Taking early retirement from the world of feature films, Steven Soderbergh has returned to the small screen for the first time in over a decade to bring us The Knick, the ten-part drama led by Oscar nominee Clive Owen.
Premiering this summer on HBO’s Cinemax, the first season is directed in its entirety by Soderbergh, and this latest trailer promises as pulsating and powerful a drama as anything currently on TV.
Set in downtown New York in 1900, ‘The Knick’ is a new Cinemax drama series from Academy Award and Emmy-winning director Steven Soderbergh. It is centered on the Knickerbocker Hospital and the groundbreaking surgeons, nurses and staff who work there, pushing the bounds of medicine in a time of astonishingly high mortality rates and zero antibiotics. Soderbergh directs all 10 episodes of the series’ first season.
Academy Award and Emmy nominee Clive Owen stars as Doctor John Thackery, a brilliant surgeon pioneering new methods in the field, despite nursing a severe addiction to cocaine. He leads a team of doctors including his protégé Dr. Everett Gallinger; the young Dr. Bertie Chickering Jr.; and Algernon Edwards, a promising surgeon who’s been recently thrust upon him. The lively cast of characters at the hospital also includes Cornelia Robertson, the daughter of its benefactor; surly ambulance driver Tom Cleary; Lucy Elkins, a fresh-faced nurse from the country; the crooked manager Herman Barrow; and Sister Harriet, a nun with who isn’t afraid to speak her mind.
Owen is joined by Eric Johnson, Michael Angarano, Andre Holland, Juliet Rylance, Chris Sullivan, Eve Hewson, Jeremy Bobb, and Cara Seymour.
Co-writers Jack Amiel and Michael Begler (Raising Helen, Big Miracle) earn their first credits as creators of a TV series, with the two also serving as executive producers alongside Soderbergh, Owen, Michael Sugar (Rendition) and Gregory Jacobs (Contagion), with Michael Polaire (Behind the Candelabra) producing.

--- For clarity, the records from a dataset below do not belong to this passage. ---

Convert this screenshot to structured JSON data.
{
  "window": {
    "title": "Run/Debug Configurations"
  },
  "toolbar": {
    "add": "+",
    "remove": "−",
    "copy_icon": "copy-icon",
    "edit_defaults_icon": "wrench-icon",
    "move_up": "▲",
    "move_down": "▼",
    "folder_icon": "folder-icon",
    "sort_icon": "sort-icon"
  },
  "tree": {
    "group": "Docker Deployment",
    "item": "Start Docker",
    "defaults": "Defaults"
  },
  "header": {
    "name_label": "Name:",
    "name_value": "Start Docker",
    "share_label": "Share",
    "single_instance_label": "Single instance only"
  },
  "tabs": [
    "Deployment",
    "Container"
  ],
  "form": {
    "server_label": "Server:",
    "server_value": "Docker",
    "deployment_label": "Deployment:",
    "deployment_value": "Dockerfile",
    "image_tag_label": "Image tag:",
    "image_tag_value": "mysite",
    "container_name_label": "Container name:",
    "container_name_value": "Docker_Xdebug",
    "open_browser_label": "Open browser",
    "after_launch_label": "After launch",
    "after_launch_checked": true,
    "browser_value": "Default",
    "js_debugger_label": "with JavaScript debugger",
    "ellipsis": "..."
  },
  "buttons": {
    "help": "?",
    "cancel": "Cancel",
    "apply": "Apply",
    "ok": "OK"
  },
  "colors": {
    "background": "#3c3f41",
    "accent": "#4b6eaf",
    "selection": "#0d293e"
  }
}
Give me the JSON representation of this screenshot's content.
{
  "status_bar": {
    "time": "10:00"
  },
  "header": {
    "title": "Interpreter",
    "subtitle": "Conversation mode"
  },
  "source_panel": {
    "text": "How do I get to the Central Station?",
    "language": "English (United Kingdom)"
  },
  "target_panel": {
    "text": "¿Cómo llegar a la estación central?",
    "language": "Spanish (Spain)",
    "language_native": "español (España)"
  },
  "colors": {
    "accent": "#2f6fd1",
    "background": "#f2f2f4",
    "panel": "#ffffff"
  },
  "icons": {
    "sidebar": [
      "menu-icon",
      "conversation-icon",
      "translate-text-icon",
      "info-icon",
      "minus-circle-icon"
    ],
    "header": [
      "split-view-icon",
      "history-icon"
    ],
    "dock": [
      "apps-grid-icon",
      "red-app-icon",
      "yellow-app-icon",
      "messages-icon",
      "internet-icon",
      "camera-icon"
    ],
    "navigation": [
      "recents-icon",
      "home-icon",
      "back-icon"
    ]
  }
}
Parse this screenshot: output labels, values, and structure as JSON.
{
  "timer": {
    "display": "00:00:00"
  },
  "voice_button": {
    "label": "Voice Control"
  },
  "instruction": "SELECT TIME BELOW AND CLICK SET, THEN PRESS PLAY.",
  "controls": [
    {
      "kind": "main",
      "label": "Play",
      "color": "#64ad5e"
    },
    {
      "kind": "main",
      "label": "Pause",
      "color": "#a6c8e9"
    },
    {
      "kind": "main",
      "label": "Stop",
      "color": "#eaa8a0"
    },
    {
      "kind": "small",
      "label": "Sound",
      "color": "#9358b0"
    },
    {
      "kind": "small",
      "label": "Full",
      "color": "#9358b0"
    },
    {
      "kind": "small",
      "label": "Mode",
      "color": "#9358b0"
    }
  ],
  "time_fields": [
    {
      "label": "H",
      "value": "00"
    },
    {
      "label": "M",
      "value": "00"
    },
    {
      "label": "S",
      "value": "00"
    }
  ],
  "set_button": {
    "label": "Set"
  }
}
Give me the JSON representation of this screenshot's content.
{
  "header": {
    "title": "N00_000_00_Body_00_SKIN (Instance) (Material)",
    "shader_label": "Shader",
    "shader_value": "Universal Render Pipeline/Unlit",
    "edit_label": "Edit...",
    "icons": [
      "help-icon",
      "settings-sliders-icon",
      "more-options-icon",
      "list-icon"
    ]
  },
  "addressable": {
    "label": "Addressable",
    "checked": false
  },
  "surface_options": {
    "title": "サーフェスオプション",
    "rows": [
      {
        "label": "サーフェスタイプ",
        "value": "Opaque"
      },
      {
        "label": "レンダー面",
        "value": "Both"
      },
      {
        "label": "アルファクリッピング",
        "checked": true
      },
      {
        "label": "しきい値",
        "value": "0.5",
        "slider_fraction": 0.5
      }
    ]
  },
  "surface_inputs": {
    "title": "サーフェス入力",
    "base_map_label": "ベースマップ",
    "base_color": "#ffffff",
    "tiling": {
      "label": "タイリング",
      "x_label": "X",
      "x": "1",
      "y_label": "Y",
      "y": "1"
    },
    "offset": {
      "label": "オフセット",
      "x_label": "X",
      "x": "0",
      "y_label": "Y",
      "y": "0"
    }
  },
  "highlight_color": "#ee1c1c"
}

The Knick is set to premiere on Cinemax on August 8th at 10pm/9c, and is set to air on Sky Atlantic here in the UK sometime in the autumn/fall.